* ASSIGNMENT
Which of the lines below include "data"? Each one should be copied out.
======== EXTRACTED ENTRIES ========
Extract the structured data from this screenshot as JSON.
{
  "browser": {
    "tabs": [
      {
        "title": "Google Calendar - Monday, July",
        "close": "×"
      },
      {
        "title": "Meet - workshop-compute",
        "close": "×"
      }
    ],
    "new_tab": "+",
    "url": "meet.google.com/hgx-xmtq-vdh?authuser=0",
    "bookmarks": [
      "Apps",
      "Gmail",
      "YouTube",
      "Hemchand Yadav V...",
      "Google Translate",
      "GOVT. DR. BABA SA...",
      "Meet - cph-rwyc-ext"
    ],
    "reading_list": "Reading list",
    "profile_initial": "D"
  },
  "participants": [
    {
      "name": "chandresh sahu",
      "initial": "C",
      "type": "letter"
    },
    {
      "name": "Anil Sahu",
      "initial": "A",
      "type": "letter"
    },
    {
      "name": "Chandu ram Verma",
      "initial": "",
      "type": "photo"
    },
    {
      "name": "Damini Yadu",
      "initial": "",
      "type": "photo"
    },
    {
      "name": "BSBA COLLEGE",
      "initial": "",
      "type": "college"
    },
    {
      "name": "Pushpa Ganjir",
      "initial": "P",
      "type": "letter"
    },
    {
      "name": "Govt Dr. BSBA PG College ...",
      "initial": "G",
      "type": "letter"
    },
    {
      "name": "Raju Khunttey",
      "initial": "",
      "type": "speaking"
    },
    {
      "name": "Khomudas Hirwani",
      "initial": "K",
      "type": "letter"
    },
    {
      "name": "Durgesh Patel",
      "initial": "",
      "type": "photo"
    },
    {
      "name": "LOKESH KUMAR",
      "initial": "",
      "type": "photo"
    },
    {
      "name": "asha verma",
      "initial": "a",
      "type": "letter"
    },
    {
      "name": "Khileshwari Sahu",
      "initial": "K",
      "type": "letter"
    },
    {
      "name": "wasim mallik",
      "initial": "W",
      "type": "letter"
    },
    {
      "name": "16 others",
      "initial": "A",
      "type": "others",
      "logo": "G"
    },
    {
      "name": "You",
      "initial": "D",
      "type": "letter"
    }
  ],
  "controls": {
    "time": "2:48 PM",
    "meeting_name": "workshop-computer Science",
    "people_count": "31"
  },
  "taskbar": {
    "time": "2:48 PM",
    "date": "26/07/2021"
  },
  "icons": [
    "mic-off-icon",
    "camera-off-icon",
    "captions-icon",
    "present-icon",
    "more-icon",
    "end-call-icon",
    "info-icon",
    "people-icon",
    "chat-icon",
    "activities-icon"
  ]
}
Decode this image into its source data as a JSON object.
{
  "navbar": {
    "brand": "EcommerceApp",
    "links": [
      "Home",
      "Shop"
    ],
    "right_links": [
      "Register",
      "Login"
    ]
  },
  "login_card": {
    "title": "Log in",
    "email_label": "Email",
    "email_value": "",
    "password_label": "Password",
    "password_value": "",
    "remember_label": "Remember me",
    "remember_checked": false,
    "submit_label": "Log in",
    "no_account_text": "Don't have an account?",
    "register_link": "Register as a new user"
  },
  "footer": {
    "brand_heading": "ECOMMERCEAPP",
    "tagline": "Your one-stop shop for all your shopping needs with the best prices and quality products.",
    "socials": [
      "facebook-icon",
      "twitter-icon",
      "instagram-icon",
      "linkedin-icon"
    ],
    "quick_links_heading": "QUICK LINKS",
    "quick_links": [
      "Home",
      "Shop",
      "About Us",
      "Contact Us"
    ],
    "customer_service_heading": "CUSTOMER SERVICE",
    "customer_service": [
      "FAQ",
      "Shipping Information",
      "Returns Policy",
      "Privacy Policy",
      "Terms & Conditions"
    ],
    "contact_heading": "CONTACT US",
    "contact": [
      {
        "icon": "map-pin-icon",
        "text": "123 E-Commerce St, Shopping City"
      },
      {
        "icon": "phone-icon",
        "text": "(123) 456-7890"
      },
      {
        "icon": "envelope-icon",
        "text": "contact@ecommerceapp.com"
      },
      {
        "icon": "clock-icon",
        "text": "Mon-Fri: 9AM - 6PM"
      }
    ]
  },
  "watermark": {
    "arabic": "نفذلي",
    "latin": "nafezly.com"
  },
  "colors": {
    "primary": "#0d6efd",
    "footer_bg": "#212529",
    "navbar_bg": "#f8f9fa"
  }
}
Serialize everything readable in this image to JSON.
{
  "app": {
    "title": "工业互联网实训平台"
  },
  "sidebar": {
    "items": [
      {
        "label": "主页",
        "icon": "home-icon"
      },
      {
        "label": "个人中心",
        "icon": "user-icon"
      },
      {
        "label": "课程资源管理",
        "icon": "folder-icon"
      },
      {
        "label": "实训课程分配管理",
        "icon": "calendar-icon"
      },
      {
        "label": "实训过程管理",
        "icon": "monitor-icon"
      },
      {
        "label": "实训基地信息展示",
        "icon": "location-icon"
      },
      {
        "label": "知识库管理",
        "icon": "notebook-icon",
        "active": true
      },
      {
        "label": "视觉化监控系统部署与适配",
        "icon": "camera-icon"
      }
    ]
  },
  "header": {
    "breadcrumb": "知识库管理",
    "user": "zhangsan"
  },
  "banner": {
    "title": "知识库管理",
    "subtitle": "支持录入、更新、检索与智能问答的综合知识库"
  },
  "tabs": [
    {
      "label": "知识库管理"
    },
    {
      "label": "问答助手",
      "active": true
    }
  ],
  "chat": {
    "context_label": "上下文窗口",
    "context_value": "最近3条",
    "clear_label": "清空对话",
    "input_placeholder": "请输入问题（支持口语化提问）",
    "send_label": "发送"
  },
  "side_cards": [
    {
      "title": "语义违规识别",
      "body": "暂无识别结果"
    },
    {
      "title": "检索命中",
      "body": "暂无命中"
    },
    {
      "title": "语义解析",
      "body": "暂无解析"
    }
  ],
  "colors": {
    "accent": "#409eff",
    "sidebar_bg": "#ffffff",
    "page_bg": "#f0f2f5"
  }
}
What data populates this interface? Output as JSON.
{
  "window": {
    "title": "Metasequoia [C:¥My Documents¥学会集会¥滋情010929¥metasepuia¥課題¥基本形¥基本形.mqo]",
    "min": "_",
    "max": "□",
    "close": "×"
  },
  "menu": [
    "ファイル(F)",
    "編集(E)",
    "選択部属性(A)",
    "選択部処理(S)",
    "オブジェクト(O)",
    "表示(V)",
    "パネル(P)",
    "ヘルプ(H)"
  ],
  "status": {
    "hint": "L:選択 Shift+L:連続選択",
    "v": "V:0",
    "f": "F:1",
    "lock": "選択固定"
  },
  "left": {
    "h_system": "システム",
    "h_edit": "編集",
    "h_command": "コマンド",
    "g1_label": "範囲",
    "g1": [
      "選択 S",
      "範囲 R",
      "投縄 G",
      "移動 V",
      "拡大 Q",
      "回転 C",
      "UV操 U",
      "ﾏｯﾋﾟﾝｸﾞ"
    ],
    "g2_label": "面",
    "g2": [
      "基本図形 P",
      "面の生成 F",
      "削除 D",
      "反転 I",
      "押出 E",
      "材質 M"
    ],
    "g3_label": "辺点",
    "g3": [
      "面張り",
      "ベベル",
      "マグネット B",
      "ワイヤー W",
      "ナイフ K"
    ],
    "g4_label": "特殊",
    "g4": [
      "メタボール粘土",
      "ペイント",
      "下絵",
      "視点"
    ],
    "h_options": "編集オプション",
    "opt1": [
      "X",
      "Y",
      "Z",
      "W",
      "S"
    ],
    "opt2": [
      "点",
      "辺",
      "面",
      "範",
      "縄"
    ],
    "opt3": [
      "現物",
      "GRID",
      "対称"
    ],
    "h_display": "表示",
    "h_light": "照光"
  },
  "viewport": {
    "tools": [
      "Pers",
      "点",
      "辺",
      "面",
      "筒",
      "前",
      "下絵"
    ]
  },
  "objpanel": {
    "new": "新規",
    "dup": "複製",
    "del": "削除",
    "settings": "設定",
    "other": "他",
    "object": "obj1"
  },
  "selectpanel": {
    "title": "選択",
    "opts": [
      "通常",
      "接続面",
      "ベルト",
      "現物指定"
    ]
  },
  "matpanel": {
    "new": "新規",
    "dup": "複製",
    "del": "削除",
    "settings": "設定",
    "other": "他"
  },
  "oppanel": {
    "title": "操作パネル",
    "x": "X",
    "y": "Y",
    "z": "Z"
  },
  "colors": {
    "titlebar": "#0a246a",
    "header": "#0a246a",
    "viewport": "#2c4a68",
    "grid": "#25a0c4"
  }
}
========
* TASK ANSWER
Extract the structured data from this screenshot as JSON.
Decode this image into its source data as a JSON object.
What data populates this interface? Output as JSON.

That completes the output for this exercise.